We’ve all heard the term “specialty foods.” But, have you ever wondered what sets them apart from “regular foods?”
While there is no standard definition, it appears that specialty foods are typically considered by consumers as “unique and high-value food items.” They often perceive them as having benefits which non-specialty foods don’t offer.
Specialty foods are known by other names such as artisanal, natural, and whole foods. Because of this potential ambiguity, people may be confused by the term.
However, there are three distinct criteria that differentiates these types of food items from the rest.
Specialty foods are made in small quantities. Small batch cooking offers numerous benefits:
- Consistency in the taste, texture, and appearance
- Better control
- Allows for easier detection if something is off
- Protects the quality & nutrition of plant-based foods
- Prevents overcooking
- Ensures that the food retains color & nutrients
- No overproduction/waste
Specialty foods are made from higher quality ingredients. The following criteria designate what that means:
- Safe; free from impurities & contaminants
- Source & origin of products and all its ingredients are known
- Reliable tracking system in case of a recall
- Produced in a sustainable & ethical manner
- Animal origins – the animal was healthy, well-treated & fed with safe animal feed
Organic falls under the quality label. They are grown without the use of pesticides, synthetic fertilizers, sewage sludge, genetically modified organisms, and ionizing radiation.
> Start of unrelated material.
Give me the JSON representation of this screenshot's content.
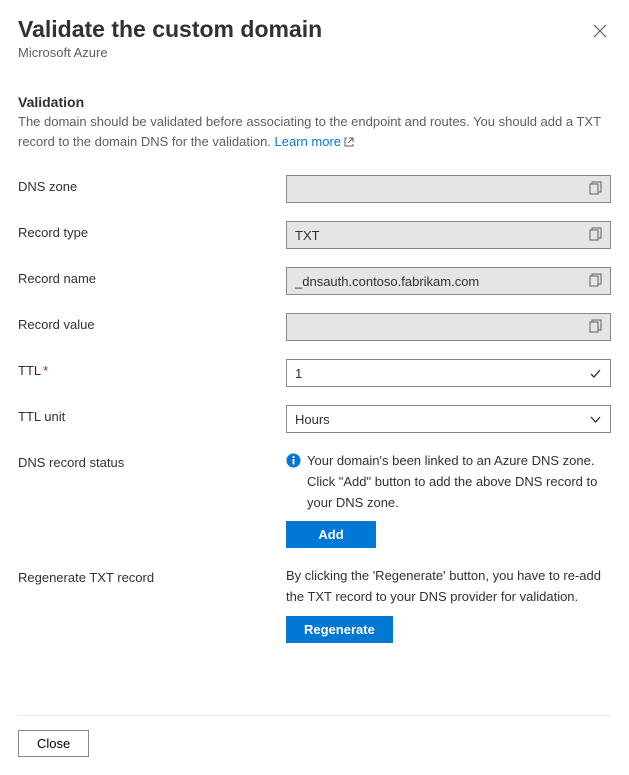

If the food item is an animal or its by-products (meat, poultry, eggs & dairy) then no antibiotics or growth hormones are used.
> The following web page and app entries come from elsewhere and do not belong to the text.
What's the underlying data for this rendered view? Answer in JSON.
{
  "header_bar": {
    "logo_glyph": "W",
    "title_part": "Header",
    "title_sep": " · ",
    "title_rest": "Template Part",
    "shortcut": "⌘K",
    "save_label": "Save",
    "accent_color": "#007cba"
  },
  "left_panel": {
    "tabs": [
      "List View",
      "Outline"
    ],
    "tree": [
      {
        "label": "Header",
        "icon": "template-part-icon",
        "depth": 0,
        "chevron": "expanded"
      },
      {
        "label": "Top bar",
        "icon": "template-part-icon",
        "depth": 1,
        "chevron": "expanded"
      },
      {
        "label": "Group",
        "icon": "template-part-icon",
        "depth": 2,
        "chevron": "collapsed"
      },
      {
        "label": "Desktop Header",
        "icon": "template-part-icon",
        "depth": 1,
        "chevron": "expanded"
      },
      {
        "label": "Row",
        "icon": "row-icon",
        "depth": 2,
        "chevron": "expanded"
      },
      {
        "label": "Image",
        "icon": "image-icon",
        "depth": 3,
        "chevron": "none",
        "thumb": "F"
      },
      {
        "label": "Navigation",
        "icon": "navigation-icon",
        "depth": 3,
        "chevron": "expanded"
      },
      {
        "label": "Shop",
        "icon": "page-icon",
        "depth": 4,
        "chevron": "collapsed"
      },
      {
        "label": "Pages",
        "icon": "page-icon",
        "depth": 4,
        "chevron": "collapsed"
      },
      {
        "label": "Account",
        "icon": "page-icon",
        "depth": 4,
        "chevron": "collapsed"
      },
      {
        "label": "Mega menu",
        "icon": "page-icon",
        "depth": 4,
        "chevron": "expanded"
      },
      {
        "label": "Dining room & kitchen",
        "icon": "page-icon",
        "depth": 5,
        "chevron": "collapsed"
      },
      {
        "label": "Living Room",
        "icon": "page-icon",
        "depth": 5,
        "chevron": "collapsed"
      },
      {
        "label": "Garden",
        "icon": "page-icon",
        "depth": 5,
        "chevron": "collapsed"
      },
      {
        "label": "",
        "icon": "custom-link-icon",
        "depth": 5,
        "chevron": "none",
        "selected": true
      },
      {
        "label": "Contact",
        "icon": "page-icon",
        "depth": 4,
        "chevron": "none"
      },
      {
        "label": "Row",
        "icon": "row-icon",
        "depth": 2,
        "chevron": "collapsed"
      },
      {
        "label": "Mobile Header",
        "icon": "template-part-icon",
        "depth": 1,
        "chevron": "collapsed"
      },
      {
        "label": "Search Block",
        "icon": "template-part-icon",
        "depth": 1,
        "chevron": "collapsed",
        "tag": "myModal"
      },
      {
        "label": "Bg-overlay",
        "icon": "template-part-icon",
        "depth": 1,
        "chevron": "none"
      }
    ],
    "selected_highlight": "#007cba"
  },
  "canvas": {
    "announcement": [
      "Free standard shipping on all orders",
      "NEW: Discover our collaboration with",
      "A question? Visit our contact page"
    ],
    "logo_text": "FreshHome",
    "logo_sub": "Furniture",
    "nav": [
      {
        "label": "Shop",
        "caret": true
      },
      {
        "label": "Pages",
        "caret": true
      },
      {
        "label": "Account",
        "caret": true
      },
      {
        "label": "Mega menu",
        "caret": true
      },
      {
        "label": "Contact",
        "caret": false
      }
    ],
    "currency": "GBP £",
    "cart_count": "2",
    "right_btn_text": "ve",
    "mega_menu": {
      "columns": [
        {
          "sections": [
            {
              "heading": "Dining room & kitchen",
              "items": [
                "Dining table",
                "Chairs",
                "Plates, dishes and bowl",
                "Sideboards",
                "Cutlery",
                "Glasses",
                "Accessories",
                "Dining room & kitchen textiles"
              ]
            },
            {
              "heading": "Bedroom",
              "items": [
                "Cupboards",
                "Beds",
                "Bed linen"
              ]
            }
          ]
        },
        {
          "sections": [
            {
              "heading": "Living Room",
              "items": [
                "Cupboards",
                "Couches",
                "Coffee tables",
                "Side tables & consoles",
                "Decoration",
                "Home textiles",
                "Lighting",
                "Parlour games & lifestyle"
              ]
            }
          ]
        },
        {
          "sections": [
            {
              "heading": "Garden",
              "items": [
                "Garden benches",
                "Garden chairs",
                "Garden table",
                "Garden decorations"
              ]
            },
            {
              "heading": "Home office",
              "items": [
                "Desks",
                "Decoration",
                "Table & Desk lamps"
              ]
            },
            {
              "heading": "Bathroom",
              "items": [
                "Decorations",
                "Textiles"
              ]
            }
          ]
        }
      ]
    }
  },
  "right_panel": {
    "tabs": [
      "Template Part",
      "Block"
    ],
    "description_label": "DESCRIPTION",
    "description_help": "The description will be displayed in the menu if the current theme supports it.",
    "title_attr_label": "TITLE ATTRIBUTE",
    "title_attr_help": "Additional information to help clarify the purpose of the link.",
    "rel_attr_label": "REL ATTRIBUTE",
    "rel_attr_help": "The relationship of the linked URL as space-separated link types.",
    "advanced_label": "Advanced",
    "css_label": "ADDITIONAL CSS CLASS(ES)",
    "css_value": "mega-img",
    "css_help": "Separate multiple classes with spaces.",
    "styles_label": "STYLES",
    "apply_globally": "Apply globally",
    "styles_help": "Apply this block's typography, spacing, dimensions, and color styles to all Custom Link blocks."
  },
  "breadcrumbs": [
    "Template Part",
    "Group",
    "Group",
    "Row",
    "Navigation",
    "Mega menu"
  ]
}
Specialty foods have a higher price tag due to the more expensive ingredients and labor involved.
Health conscious consumers are willing to spend more to ensure their groceries don’t contain any questionable ingredients.
Many people try to buy local as much as possible for the following reasons:
- Flavor – locally grown crops are picked at the peak of ripeness and arrive in consumers hands much more quickly
- Nutrients – harvest to table occurs more quickly thereby retaining more nutrients
- Local economy – buying from neighboring farmers puts dollars back into the community
- Benefits environment – helps maintain farmland and green, open spaces
- Safer food supply – the less distance food had to travel, the less chance of contamination
- Information – you can inquire how the food was grown
So, there you have it…specialty foods really are special!
Do you buy these types of foods and if so, what are your feelings about paying more for them?